500 babies: A new study explores social development from birth to age three

Photo credit: The Centre for Infant Cognition

To understand how we form friendships, distinguish what’s mean from what’s kind, and develop a sense of right and wrong, you need a place to start. At the Centre for Infant Cognition, that place is at the very start of life. With babies as participants, the Centre studies the development of moral and social behaviours.

Led by Dr. Kiley Hamlin, Canada Research Chair in Developmental Psychology, the researchers use puppet shows, videos, and interactive games to explore infants’ responses to social interactions and learn what they’re thinking about.

Now, the Centre is embarking on an ambitious new study to further understand babies’ social and moral development.

Raechel Drew, a PhD student working with Dr. Hamlin, discusses this research project, how to get involved, and what babies can teach us about morality.

What is this study about?

We are looking at babies’ social development from birth to age three. We want to know what babies understand about social interactions, when they develop a sense of “good” and “bad”, and how they learn to be prosocial individuals. Human society is based on our ability to successfully engage with others and to identify those who do not behave appropriately. We expect that babies already have a rudimentary understanding of many aspects of our social world from very early on in life. We’re interested to see how this early understanding gets deeper and more complex over time.

What can babies teach us about morality?

In past studies, we’ve shown babies puppet shows in which one character is helpful and another is unhelpful. When given the opportunity to interact with both characters, many babies choose the helpful one. However, it’s not entirely clear whether this preference is supported by a basic ability to discern “right” versus “wrong”, by early concern for others’ well-being, or whether it is driven primarily by self-interests. One way of addressing this is by exploring whether behaviours that may reflect babies’ abilities to judge appropriate social interactions correspond with other moral-like tendencies, such as prosocial behaviour and moral reasoning. We’re also interested in how these tendencies relate to other aspects of social development as children age.

What do you expect to find in this research?

We can’t know what we will find until we do the study, but we expect babies’ early judgements of others’ appropriate/inappropriate actions will be related to the development of empathy, expectations for fairness, prosociality, and moral reasoning as they grow up. We also expect that these sociomoral behaviours will be influenced by other aspects of social development and the features of the baby’s environment (for example, their relationships with their caregivers).

This project takes place over the course of three years. How will a baby’s upbringing and environment affect their morality? 

Sociomoral development is influenced by a number of factors—those that are specific to the child, features of the child’s environment, and a child’s interactions with their environment. We’re trying to understand how environmental influences work in conjunction with a child’s own capabilities over time to produce some of the earliest social behaviours.

What are your plans after the study is completed?

After recruiting and testing 500 babies, we’re going to need some rest! This an incredibly complex field of research, so I hope that our project will inspire further questions and investigations into more specific facets of social and moral development. In due time, we hope that some of our findings will be useful to educators, policy-makers, and caregivers.

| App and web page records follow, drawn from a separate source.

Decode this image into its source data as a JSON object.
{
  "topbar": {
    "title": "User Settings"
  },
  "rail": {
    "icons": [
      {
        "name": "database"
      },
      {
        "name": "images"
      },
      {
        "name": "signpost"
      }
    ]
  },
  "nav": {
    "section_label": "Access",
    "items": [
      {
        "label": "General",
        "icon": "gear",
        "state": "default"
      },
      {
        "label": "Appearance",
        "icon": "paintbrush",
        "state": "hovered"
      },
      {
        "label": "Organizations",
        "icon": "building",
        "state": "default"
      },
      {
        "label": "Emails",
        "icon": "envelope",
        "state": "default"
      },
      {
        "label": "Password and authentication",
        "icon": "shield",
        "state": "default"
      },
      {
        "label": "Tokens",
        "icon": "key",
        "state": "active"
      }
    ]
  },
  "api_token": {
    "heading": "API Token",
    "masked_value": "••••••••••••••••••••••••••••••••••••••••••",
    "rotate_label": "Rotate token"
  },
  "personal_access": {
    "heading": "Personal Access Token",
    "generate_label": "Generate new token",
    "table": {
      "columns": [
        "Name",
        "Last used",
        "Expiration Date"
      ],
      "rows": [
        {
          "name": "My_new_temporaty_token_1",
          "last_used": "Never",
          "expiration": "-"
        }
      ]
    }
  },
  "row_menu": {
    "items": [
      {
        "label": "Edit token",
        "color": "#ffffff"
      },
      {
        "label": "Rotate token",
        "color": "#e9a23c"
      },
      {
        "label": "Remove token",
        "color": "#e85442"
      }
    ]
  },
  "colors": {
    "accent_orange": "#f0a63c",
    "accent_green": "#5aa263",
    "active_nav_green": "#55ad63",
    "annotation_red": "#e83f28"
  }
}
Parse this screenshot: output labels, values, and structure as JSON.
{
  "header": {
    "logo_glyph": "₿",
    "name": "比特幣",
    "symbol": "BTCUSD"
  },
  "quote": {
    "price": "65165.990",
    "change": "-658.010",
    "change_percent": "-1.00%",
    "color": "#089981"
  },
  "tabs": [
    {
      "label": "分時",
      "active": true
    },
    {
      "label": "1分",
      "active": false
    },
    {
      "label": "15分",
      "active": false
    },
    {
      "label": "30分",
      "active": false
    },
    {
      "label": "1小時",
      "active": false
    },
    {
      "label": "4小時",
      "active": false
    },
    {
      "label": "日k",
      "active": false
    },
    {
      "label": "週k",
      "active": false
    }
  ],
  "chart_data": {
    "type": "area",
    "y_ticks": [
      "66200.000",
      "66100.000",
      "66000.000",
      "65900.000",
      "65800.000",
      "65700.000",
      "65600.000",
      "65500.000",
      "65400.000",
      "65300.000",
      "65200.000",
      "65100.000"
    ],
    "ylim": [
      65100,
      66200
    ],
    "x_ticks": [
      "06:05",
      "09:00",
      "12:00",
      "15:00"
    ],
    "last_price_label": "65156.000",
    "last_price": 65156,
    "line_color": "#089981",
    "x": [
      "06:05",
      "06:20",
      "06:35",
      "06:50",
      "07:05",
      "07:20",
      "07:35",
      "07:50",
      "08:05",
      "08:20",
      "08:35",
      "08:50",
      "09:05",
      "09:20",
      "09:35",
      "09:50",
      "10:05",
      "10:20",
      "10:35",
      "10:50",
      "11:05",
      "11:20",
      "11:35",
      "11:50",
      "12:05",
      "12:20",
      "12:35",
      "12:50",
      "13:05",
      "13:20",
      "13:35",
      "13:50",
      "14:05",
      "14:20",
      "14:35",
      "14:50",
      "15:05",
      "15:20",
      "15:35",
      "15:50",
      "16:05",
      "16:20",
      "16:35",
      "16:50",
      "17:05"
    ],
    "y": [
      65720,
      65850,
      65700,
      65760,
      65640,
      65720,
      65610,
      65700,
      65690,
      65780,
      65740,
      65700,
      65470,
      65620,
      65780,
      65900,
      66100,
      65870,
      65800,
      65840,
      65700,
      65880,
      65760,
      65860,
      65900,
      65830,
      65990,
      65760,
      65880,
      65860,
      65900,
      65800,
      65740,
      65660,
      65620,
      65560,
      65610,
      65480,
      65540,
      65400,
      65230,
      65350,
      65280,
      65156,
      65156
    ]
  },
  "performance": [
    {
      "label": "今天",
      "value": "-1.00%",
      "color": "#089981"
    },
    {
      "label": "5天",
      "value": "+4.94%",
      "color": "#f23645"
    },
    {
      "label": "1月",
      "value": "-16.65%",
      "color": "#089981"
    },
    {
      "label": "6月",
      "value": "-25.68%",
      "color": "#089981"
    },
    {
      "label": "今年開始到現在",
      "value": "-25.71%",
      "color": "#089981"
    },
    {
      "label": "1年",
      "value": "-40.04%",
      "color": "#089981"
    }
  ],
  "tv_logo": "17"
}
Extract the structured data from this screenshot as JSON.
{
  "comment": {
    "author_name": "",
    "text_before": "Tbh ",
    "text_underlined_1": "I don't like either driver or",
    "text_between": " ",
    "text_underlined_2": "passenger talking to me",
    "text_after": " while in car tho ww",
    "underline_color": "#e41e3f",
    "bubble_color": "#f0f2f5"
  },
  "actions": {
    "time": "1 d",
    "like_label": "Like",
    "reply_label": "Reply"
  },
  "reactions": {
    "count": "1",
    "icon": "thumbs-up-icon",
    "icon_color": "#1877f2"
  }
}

Tell us about the study and how can parents and their babies take part?

“Development in a Complex Social World” is a long-term project where your child will take part in a number of activities from shortly after birth until they are three years old. During this time, you and your baby will meet our fun team of researchers every few months. We’ll track babies’ social development using puppet shows, interactive games, and questionnaires. Participating families will be enrolled in regular draws for $250 gift certificates for local baby shops.

Parents can sign up on our website.

Photo credit: The Centre for Infant Cognition